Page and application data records

* * *

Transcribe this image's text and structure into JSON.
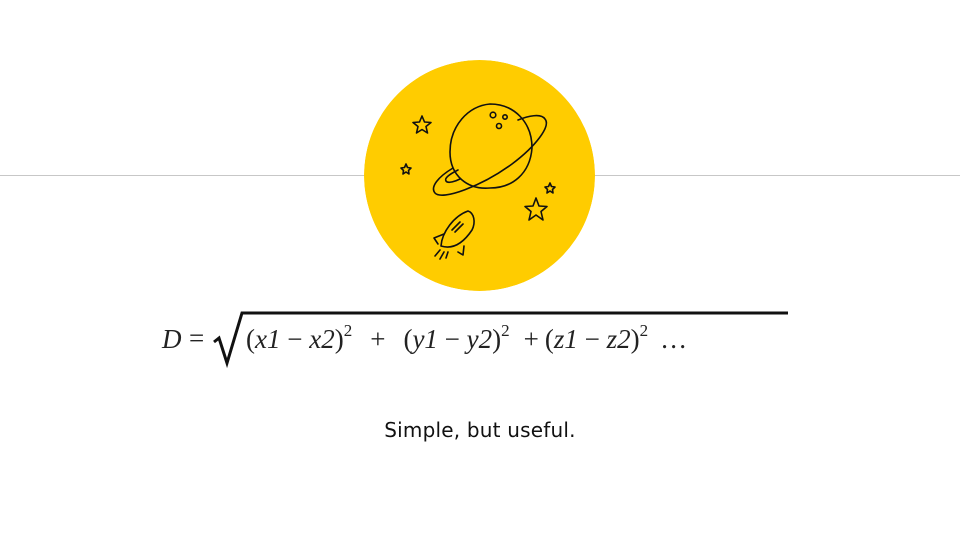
{
  "slide": {
    "formula": {
      "lhs": "D",
      "equals": "=",
      "terms": [
        {
          "open": "(",
          "a": "x1",
          "minus": " − ",
          "b": "x2",
          "close": ")",
          "exp": "2"
        },
        {
          "open": "(",
          "a": "y1",
          "minus": " − ",
          "b": "y2",
          "close": ")",
          "exp": "2"
        },
        {
          "open": "(",
          "a": "z1",
          "minus": " − ",
          "b": "z2",
          "close": ")",
          "exp": "2"
        }
      ],
      "plus": "+",
      "ellipsis": "…"
    },
    "caption": "Simple, but useful.",
    "illustration": {
      "icons": [
        "planet-icon",
        "rocket-icon",
        "star-icon"
      ],
      "circle_color": "#FFCC00",
      "line_color": "#111111"
    },
    "divider_color": "#C7C7C7"
  }
}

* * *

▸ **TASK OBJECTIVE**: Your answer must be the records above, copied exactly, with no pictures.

▸ **EXPECTED OUTPUT**:
Transcribe this image's text and structure into JSON.
{
  "slide": {
    "formula": {
      "lhs": "D",
      "equals": "=",
      "terms": [
        {
          "open": "(",
          "a": "x1",
          "minus": " − ",
          "b": "x2",
          "close": ")",
          "exp": "2"
        },
        {
          "open": "(",
          "a": "y1",
          "minus": " − ",
          "b": "y2",
          "close": ")",
          "exp": "2"
        },
        {
          "open": "(",
          "a": "z1",
          "minus": " − ",
          "b": "z2",
          "close": ")",
          "exp": "2"
        }
      ],
      "plus": "+",
      "ellipsis": "…"
    },
    "caption": "Simple, but useful.",
    "illustration": {
      "icons": [
        "planet-icon",
        "rocket-icon",
        "star-icon"
      ],
      "circle_color": "#FFCC00",
      "line_color": "#111111"
    },
    "divider_color": "#C7C7C7"
  }
}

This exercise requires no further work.